While city’s short-term revenues appear to be rising, the city might face a budgetary crisis by 2007, Timmons warned.
“What we are seeing is a trend on a downward spiral,” said Timmons.
“Our revenue growth is steady, we are seeing a lot of real estate growth, but we have to be careful.
“Historically, the city had deferred maintenance on its capital facility and streets.”
The city collects about $170,000 in transportation revenue, while its expenditures on street maintenance are about $300,000, he added.
Council members did not directly respond to Timmons’ suggestion that passage of a levy might improve the financial balance.
Required water system
Timmons also reminded the council that the city will soon need to start thinking about a water system disinfection and filtration project, which is mandated by the state.
“We probably have the last unfiltered water system in the state — maybe even the nation,” Timmons said.
The cost of the project could be as great as $7 million, he added.
Timmons also caused a stir among some council members after passing out a proposed work plan.
Timmons’ priorities document contained 373 items of various importance which need to be addressed either by the council or city staff.
“The biggest issue that we need to keep our focus on is our general operations plan,” he said.
Timmons identified such projects as the 2006 budget, labor agreements and a housing needs assessment.
“This is overwhelming and most of this has nothing to do with the City Council,” Councilwoman Frieda Fenn said as other council members flipped through their copies of the booklet of more than 20 pages.
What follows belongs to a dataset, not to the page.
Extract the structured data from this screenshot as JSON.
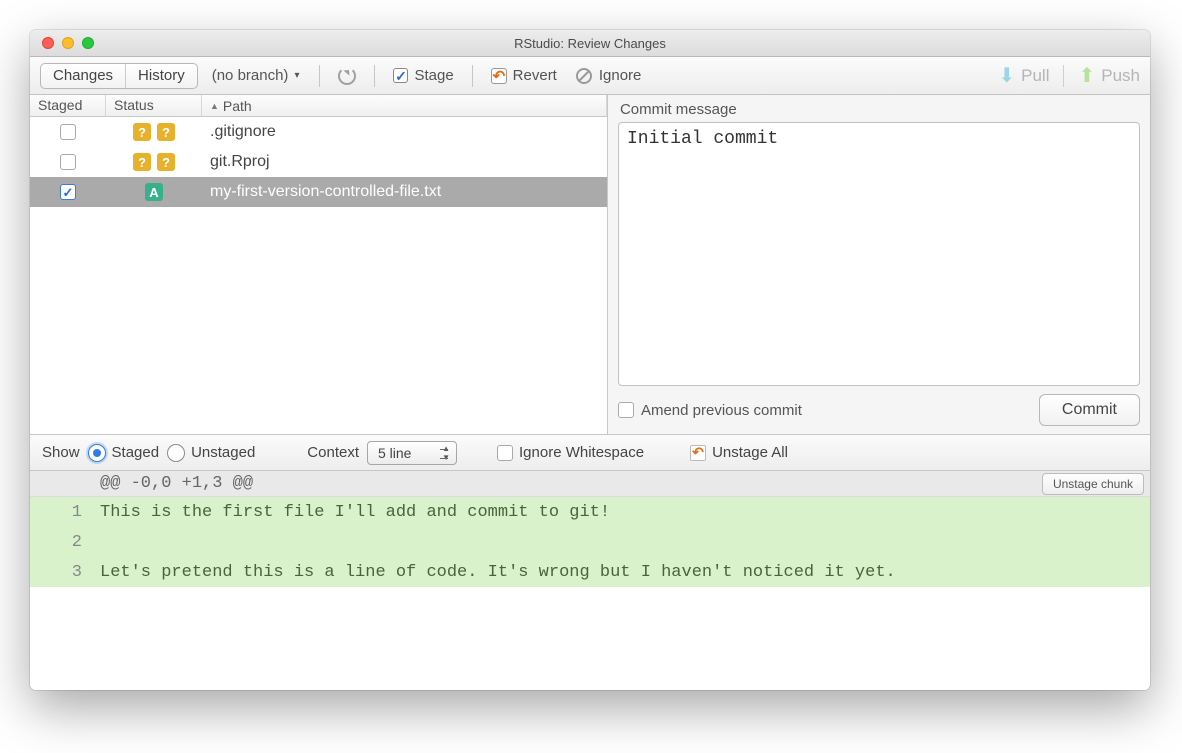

After an hour of deliberations, council members agreed to hold a three-hour workshop to readdress the priorities.
Each member would bring five items to be prioritized by the rest of the council, they decided.The date of that workshop is yet to be set.